So what has Dr Singh's government, now in power for over a thousand days, done to punish this crime? Even one gesture, executive or legislative, would be worth knowing. When an ordinary thief steals, the majesty of the law imprisons him and the less than majestic baton of the police turns his back into a sore mess. When a criminal cartel of businessmen, probably all CII members, robs the poor of food, and exceeds the limits of decency and greed (the Prime Minister's words, not mine), all that the Prime Minister of India can do is plead self-restraint! (This time the exclamation mark is mine.)
Why preach when you are so utterly helpless?
There is a certain inevitability about Point No. 9 on Dr Singh's Social Charter, because everyone in public life tends to use this cane as a crutch. May I quote? "Nine, fight corruption at all levels. The cancer of corruption is eating into the vitals of our body politic. For every recipient of a bribe there is a benefactor and a beneficiary."
How true. So who is this mysterious recipient? Trust me, without a recipient, with hand outstretched and power in his eyes, no one would pay a bribe. No business enjoys giving a bribe. He would rather spend the money on creature comforts. So who does he give the money to?
The politician. What has Dr Singh done to curb corruption in his government? Nothing. His personal honesty can no longer disguise the fact that money is being made at a rampant pace by many of his ministers. He knows this and is silent.Why preach about the mote in the other's eye when there is a beam in your own?Point No. 10 has an inevitable ring to it as well. He asks industry to "finance socially responsible advertising". I hope you know what "socially responsible advertising" means. It means taking out acres of full-page ads, paid for by taxpayers' money, telling the world how wonderful the government is. With Dr Singh's picture at the top, of course.
"India has made us," says the Prime Minister. "We must make Bharat." That is a good two-sentence one-liner, which rather forgets to mention that Bharat is no longer in any mood to be patronised. Bharat is setting Rajasthan and Chhattisgarh and Jharkhand and Bengal and Haryana on fire. Bharat has trapped both the BJP and the Congress in Rajasthan. Bharat has decided that downward mobility might be more useful than upward mobility: there is no point aspiring to be the equal of a Brahmin when the illusionary job quotas are for the depressed classes. Bharat's young men are brandishing country pistols in preparation for civil wars over employment. Bharat is indifferent to good intentions, and impervious to statistics. Bharat is ready to torch the super highways being built for the vehicles of 9% growth. The capital of India is Delhi. The capital of Bharat is the home of the farmer who has committed suicide.
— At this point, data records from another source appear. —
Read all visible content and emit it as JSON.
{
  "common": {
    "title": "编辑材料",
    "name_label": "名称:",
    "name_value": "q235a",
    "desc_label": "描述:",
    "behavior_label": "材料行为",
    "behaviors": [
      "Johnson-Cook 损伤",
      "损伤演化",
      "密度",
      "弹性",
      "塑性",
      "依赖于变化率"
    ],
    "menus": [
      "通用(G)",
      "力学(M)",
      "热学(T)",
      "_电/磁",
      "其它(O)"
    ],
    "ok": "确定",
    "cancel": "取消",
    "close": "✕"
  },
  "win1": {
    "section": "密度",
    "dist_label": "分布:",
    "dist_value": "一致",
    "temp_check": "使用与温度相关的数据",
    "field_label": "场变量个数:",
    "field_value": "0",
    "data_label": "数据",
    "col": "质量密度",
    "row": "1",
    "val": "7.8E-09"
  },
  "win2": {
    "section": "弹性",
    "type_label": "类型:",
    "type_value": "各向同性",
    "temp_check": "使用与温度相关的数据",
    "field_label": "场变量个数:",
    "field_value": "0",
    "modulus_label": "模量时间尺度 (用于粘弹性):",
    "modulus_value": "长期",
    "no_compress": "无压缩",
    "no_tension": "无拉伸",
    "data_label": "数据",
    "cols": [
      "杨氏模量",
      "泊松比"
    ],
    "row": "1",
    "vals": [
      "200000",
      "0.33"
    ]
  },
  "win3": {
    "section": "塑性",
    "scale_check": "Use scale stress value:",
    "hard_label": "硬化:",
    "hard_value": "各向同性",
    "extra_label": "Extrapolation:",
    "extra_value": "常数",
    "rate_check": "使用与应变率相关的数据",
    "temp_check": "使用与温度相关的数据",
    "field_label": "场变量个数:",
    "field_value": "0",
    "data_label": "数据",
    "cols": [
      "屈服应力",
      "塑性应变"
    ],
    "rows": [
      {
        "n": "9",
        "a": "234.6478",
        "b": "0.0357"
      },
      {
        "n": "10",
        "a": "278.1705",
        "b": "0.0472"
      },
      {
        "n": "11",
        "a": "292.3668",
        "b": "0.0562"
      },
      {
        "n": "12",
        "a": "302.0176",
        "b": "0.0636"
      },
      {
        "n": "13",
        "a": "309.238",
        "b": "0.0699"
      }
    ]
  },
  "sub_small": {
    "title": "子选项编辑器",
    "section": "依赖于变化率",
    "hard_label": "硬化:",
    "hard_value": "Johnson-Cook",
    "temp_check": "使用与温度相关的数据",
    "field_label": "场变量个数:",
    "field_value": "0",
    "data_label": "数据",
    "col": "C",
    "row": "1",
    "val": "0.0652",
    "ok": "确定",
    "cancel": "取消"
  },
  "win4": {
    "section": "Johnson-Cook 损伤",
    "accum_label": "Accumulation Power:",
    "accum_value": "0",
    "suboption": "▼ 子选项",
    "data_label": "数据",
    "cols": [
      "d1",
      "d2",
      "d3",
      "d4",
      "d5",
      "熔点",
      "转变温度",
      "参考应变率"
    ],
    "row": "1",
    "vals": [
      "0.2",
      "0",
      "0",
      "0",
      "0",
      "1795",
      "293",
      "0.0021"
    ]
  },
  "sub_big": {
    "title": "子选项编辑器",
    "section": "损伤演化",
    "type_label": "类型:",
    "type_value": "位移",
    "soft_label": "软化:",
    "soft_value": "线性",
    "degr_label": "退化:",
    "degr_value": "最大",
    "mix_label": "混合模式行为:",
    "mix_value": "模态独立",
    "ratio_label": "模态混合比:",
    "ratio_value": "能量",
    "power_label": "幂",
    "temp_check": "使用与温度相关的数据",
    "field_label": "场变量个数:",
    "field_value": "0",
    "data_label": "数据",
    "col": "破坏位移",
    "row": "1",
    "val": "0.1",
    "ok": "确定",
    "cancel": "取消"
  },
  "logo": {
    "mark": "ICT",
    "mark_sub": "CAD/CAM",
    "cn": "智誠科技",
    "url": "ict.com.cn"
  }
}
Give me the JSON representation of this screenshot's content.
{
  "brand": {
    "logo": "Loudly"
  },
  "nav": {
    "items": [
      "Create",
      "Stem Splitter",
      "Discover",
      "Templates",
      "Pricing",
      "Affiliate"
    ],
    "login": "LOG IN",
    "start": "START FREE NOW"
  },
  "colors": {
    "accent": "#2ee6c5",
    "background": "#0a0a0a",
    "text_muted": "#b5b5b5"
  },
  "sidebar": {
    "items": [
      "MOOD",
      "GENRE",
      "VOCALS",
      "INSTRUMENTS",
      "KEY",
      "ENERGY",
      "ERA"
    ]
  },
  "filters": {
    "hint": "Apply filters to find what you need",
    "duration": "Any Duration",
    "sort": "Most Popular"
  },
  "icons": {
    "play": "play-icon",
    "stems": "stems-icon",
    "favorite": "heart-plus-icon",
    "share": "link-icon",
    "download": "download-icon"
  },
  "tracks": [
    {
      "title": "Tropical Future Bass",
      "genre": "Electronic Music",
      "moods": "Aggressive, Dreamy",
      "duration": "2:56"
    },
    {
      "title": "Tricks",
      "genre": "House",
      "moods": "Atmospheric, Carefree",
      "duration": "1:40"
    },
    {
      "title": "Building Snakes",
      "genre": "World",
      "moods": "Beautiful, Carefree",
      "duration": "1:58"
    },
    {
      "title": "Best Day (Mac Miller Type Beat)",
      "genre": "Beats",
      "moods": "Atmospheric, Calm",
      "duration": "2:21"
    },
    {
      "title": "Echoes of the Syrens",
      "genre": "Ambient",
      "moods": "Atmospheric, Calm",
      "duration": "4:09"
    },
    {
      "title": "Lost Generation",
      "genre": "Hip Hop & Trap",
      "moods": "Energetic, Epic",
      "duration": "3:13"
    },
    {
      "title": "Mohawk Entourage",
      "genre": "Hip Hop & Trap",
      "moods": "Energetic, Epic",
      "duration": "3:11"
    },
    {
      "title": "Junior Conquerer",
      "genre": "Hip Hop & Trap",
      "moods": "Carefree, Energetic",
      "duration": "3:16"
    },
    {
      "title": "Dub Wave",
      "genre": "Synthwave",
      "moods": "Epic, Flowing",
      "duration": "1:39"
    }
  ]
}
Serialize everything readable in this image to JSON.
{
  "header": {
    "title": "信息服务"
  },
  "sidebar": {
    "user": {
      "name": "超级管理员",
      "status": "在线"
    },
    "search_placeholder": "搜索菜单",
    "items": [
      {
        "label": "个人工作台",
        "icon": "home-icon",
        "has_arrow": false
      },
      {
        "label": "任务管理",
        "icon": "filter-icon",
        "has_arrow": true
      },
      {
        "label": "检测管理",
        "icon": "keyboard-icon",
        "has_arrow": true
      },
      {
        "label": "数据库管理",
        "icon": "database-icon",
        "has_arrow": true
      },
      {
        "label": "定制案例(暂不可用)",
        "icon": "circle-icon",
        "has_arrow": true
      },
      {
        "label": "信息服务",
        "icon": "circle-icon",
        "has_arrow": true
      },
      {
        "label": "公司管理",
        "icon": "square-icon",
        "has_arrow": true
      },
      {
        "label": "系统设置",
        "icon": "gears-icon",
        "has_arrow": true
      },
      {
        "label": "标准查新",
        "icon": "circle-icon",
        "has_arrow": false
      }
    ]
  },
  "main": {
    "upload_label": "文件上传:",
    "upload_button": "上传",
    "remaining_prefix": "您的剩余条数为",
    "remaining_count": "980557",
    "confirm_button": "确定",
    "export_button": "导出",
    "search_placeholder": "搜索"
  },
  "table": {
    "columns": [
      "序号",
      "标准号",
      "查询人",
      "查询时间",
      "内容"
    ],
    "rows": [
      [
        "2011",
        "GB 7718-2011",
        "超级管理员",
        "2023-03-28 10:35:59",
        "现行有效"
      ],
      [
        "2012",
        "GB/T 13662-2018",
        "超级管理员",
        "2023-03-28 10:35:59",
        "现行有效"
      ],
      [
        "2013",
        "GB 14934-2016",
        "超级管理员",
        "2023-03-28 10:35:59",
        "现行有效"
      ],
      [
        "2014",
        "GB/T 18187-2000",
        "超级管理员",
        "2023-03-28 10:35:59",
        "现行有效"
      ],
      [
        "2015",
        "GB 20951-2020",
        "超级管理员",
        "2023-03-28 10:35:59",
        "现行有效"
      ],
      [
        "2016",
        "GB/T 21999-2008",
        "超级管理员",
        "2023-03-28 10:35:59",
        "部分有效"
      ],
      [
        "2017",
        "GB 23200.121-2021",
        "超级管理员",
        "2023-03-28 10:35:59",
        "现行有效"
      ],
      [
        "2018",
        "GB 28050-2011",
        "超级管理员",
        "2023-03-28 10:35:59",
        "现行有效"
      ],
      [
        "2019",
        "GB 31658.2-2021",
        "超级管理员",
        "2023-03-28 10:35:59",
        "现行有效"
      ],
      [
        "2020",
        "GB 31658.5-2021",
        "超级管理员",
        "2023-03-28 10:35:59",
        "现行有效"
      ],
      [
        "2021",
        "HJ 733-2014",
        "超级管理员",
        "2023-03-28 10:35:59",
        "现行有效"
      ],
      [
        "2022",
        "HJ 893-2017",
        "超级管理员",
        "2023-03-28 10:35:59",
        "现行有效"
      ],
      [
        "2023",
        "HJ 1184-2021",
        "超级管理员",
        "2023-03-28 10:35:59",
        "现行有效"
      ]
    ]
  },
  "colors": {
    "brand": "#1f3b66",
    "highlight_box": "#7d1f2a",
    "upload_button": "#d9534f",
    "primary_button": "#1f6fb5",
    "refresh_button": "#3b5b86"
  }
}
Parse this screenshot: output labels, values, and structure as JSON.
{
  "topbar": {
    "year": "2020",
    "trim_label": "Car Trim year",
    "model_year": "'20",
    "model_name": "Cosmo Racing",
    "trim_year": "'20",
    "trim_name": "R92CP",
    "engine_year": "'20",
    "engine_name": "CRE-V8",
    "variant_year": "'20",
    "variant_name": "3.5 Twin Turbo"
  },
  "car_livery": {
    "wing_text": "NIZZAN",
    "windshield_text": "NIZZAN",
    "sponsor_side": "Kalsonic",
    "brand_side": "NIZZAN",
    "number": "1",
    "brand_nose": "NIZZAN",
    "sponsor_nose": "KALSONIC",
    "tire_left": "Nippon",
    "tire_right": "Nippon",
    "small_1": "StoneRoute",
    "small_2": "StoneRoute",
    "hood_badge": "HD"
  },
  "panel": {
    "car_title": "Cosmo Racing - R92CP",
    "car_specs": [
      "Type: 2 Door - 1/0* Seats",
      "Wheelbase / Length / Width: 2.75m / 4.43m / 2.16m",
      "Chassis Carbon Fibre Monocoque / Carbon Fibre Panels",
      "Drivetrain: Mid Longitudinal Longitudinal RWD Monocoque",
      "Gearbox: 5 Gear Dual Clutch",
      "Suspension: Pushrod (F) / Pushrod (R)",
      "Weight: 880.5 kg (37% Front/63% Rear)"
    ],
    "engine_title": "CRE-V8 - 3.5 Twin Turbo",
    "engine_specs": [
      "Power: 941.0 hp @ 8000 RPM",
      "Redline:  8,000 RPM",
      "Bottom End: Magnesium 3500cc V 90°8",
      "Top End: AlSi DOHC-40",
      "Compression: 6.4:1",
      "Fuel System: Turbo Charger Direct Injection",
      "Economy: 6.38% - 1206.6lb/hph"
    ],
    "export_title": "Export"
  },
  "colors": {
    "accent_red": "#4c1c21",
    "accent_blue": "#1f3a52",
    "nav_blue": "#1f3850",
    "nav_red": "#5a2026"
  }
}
Dr Manmohan Singh has given us three budgets since he became Prime Minister. All three were budgets for India. He has only one budget left. The election process will have begun by the time his budget of 2009 is due. Perhaps he can make the next budget for Bharat. As we have noted, the poor are always grateful for small mercies.